Is it just because the brain is filling in the gaps?

In: Biology

Short answer: your eye receives the light to the retina (the back of the eye), which is “burned” by the light, so the image will show if you directly look at a blank slate, like a white wall.

Same process if you look at a bright light source (like a lightbulb) directly, even if you move your eyes afterwards, you’re gonna see the “white” spot in your field of view no matter what for a few seconds.

Generally this happens with very bright screens and/or very dark rooms. Its literally the frame being burned into your retina for a few seconds until it recovers.

Its the same concept as when looking at the sun and then looking away, you can still see the sun. The difference there is just that the sun is so bright that this burn can be permanent.

The cone/rod cells in your eyes act similarly to memory foam. Different colors effect them differently, and once an image disappears or changes the cells take a little bit of time to transition back to their natural state.

Memory interference. If there are more related memories they can interfere with each other, making it harder to remember them.

You seem to be describing the phenomenon of “chronostasis”, which is also the cause of the stopped clock illusion.

The basic idea is that our eyes will switch points of focus by rapidly moving in an event called a “saccade”. During a saccade the sensory information from the eyes is likely to be blurry, difficult to process, and generally confusing and unhelpful. So the brain in predictable evolutionary lazy kludge just *doesn’t process it*, throwing it out as too much trouble to bother with.

So we actually go blind for a split second, but the rest of our brain doesn’t like that. Instead it decides to lie to us, covering the gap by filling in temporally adjacent sensory information. With the stopped clock illusion the sort of opposite effect occurs, where you look at a clock just after the second hand has moved and it seems like the next movement takes a longer time to occur than it should. This is because the brain filled in the saccade with the view of the clock, making you believe you were seeing the same thing since the start of the saccade when you were actually blind.
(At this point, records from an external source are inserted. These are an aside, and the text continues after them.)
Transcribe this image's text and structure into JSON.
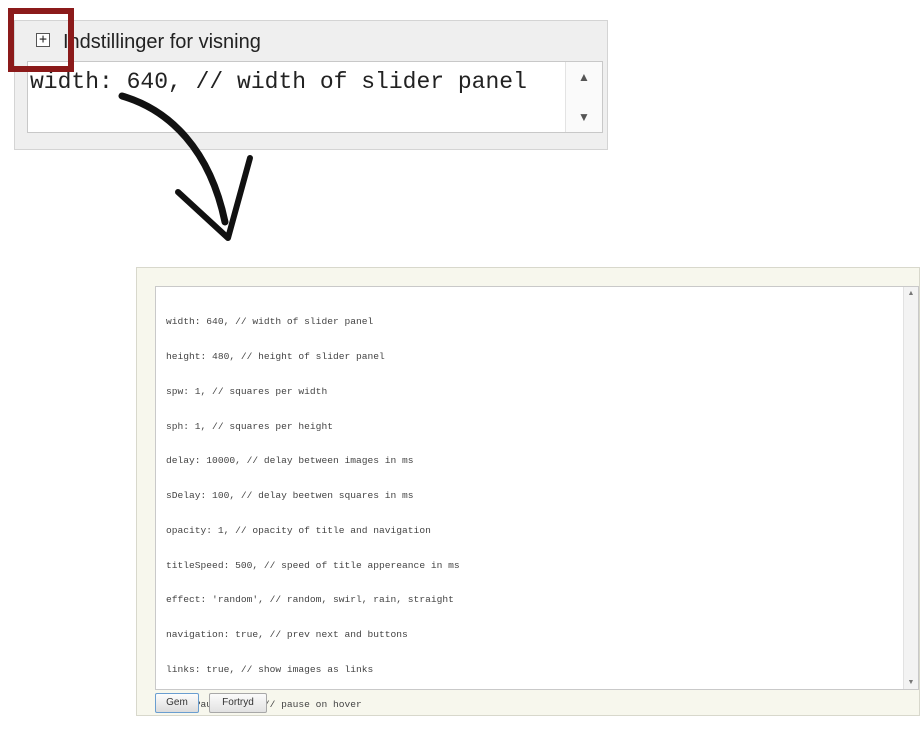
{
  "top_panel": {
    "expand_symbol": "+",
    "title": "Indstillinger for visning",
    "code": "width: 640, // width of slider panel",
    "scroll_up": "▲",
    "scroll_down": "▼"
  },
  "bottom_panel": {
    "code_lines": [
      "width: 640, // width of slider panel",
      "height: 480, // height of slider panel",
      "spw: 1, // squares per width",
      "sph: 1, // squares per height",
      "delay: 10000, // delay between images in ms",
      "sDelay: 100, // delay beetwen squares in ms",
      "opacity: 1, // opacity of title and navigation",
      "titleSpeed: 500, // speed of title appereance in ms",
      "effect: 'random', // random, swirl, rain, straight",
      "navigation: true, // prev next and buttons",
      "links: true, // show images as links",
      "hoverPause: true // pause on hover"
    ],
    "save_label": "Gem",
    "cancel_label": "Fortryd",
    "scroll_up": "▲",
    "scroll_down": "▼"
  },
  "colors": {
    "highlight": "#8b1a1a",
    "panel_bg": "#f7f7ed"
  }
}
A similar sort of thing could occur with saccades and video frames, where you think you see a frame for longer than you do because it is filling in that blindness gap.